“Ah, yes, but we can use their antipathy to our advantage, whilst maintaining the illusion of your loyalty to Voldemort.”
“You’re good at that, aren’t you? Using people to the best advantage?” Severus spat back at the portrait. “That is, after all, what you have done with me, is it not? AND WITH LILY’S SON?” Severus had kept his voice icily calm until that point, but his composure broke with his final words.
“Don’t let Lily’s sacrifice be in vain, Severus,” the portrait said.
“As if I ever would! That has been my goal for sixteen years. Why should I change my mind now? Or do you feel you are losing your grip on our lives, being dead?” Severus poured all the bitterness he felt into those cruel words.

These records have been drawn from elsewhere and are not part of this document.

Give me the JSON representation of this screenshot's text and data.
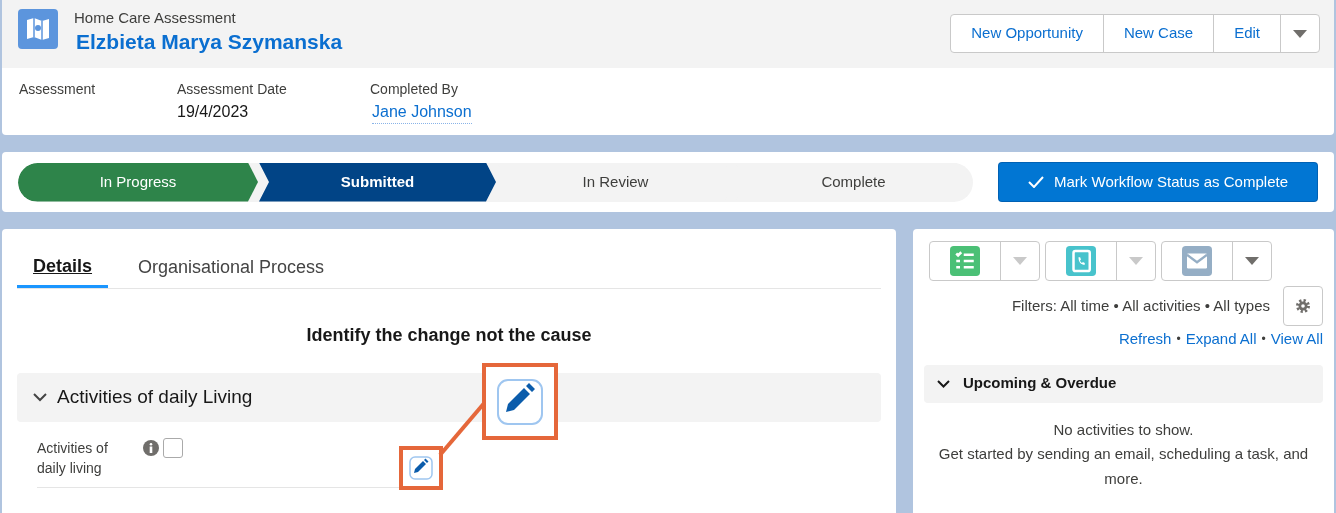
{
  "record_header": {
    "object_type": "Home Care Assessment",
    "title": "Elzbieta Marya Szymanska",
    "actions": [
      "New Opportunity",
      "New Case",
      "Edit"
    ],
    "fields": [
      {
        "label": "Assessment"
      },
      {
        "label": "Assessment Date",
        "value": "19/4/2023"
      },
      {
        "label": "Completed By",
        "value": "Jane Johnson",
        "kind": "link"
      }
    ]
  },
  "path": {
    "stages": [
      {
        "label": "In Progress",
        "completed": true,
        "selected": false
      },
      {
        "label": "Submitted",
        "completed": false,
        "selected": true
      },
      {
        "label": "In Review",
        "completed": false,
        "selected": false
      },
      {
        "label": "Complete",
        "completed": false,
        "selected": false
      }
    ],
    "button": "Mark Workflow Status as Complete"
  },
  "tabs": [
    {
      "label": "Details",
      "selected": true
    },
    {
      "label": "Organisational Process",
      "selected": false
    }
  ],
  "details": {
    "heading": "Identify the change not the cause",
    "section": {
      "title": "Activities of daily Living",
      "expanded": true,
      "fields": [
        {
          "label": "Activities of daily living",
          "checked": false
        }
      ]
    }
  },
  "activity": {
    "buttons": [
      {
        "kind": "task",
        "color": "#4bc076",
        "dropdown_disabled": true
      },
      {
        "kind": "call",
        "color": "#48c3cc",
        "dropdown_disabled": true
      },
      {
        "kind": "email",
        "color": "#95aec5",
        "dropdown_disabled": false
      }
    ],
    "filters": "Filters: All time • All activities • All types",
    "links": [
      "Refresh",
      "Expand All",
      "View All"
    ],
    "separator": "•",
    "section": {
      "title": "Upcoming & Overdue",
      "expanded": true
    },
    "empty_title": "No activities to show.",
    "empty_text": "Get started by sending an email, scheduling a task, and more."
  }
}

Dumbledore’s portrait merely raised an eyebrow, and the repressive power of his silent disappointment and reproach bore down on Severus.
“The Muggle-born students will not be returning to Hogwarts,” Severus said more calmly. He knew, if he were honest with himself, that the portrait was not truly the man. Dumbledore was gone and arguing with this lingering remnant of Dumbledore’s memory could achieve nothing.
“I expected as much.”
“And the Dark Lord is now reluctant to spill magical blood, as far as that is possible. He views it as a waste. No student will die at Hogwarts! Not while I am headmaster,” Severus vowed.
“You’ve finally accepted it then?” asked Dumbledore, fixing Severus with a piercing stare.
“That you are headmaster.”
Severus nodded curtly, afraid to trust himself to speak, and seated himself, for the first time, behind the large desk.
A/N: Just in case anyone was wondering, ‘viridis’ means green in Latin.